While I was waiting, the bike was waiting for me out front. I walked out, and took a look. It’s beautiful. It’s sleek and black, and big. Looking at it from the rear, I was looking at the built-in saddlebags, and started idly wondering if I’d be able to get it past the car in the driveway into the garage. The dashboard integrates into the fairing, and it’s big. It’s a sport touring bike, and I’d been thinking of it as a sport bike I can take touring, but it’s starting to come home to me that it’s a sporty touring bike.

As they were finishing up with the registration work, John Brooks gave me a very detailed rundown of the all the controls and features. It has a lot of amenities, and a lot of thoughtful touches. He very carefully walked me through them, but I’m looking forward to working my way through the owner’s manual.

Finally, the registration was transferred, and they moved the license plate from the Katana to the FJR. John recommended I rehearse a little in their large open parking lot, so I did – first one circle the width of the lot, then another half the width.

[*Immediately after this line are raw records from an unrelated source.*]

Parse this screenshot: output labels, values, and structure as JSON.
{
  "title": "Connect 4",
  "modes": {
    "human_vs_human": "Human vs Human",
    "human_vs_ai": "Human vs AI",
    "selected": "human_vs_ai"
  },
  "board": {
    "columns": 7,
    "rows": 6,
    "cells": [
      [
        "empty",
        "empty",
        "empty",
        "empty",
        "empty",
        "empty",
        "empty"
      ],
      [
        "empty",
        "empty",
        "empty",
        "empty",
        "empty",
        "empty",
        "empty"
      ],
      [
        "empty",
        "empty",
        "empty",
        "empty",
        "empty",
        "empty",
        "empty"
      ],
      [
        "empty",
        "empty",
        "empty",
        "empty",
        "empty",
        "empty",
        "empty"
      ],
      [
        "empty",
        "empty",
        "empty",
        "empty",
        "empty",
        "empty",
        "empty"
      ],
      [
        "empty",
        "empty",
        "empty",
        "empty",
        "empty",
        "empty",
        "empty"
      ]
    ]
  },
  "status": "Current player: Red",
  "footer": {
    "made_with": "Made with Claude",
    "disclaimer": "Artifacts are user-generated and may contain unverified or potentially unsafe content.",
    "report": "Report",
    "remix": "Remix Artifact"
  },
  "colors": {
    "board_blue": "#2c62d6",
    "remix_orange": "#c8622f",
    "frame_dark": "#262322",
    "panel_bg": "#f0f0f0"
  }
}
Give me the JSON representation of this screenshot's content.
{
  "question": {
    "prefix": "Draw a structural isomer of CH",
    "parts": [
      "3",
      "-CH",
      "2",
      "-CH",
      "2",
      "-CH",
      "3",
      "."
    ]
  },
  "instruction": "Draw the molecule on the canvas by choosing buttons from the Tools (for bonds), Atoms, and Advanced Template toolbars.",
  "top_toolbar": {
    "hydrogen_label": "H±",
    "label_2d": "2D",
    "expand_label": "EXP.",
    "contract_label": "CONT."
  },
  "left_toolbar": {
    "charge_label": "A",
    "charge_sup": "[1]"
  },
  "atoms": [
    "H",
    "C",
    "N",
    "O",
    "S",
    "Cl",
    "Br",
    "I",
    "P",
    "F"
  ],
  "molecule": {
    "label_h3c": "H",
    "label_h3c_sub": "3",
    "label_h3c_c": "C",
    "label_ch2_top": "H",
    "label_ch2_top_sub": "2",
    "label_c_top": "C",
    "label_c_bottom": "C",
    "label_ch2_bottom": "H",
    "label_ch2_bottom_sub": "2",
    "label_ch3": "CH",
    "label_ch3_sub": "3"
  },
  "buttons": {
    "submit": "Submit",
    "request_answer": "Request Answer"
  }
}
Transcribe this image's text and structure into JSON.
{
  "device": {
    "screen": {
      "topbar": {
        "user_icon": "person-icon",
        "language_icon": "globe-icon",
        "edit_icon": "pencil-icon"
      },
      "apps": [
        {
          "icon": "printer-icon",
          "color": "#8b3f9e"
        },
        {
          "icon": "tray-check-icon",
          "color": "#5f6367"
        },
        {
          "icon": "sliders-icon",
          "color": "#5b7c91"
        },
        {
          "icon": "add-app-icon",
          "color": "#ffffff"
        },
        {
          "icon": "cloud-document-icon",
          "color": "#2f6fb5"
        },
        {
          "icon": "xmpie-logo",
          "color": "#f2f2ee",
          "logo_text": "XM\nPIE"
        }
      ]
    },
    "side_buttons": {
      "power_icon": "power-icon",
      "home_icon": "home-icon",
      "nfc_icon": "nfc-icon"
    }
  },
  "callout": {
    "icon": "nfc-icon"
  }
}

With rain in the area, and needing to get back to work, I then headed back north on Route 1 towards home. As I left, I saw them putting the Katana away.

I was grinning most of the way back. This bike is so much more comfortable, and yet, is nearly as responsive as the Katana. It’s got power to spare. The only drawback is trying to move it at very very slow speeds, where I do feel its extra weight, and am cognizant that my feet barely reach the ground. But I’m already starting to get more comfortable with finessing it around.

I got to Route 128 around 3:30. If rush hour hadn’t already started, I would have taken it through the Blue Hills. Instead, I came home and got back to work. I put in a bunch of extra hours last night, and didn’t feel that I needed to make up time. Instead, I got what I was working to a break point, and tried out my new toy. I took it up through Chickatawbut Road, then back through town to Cobbs Corner, but had to cut my ride short due approaching thunderstorms.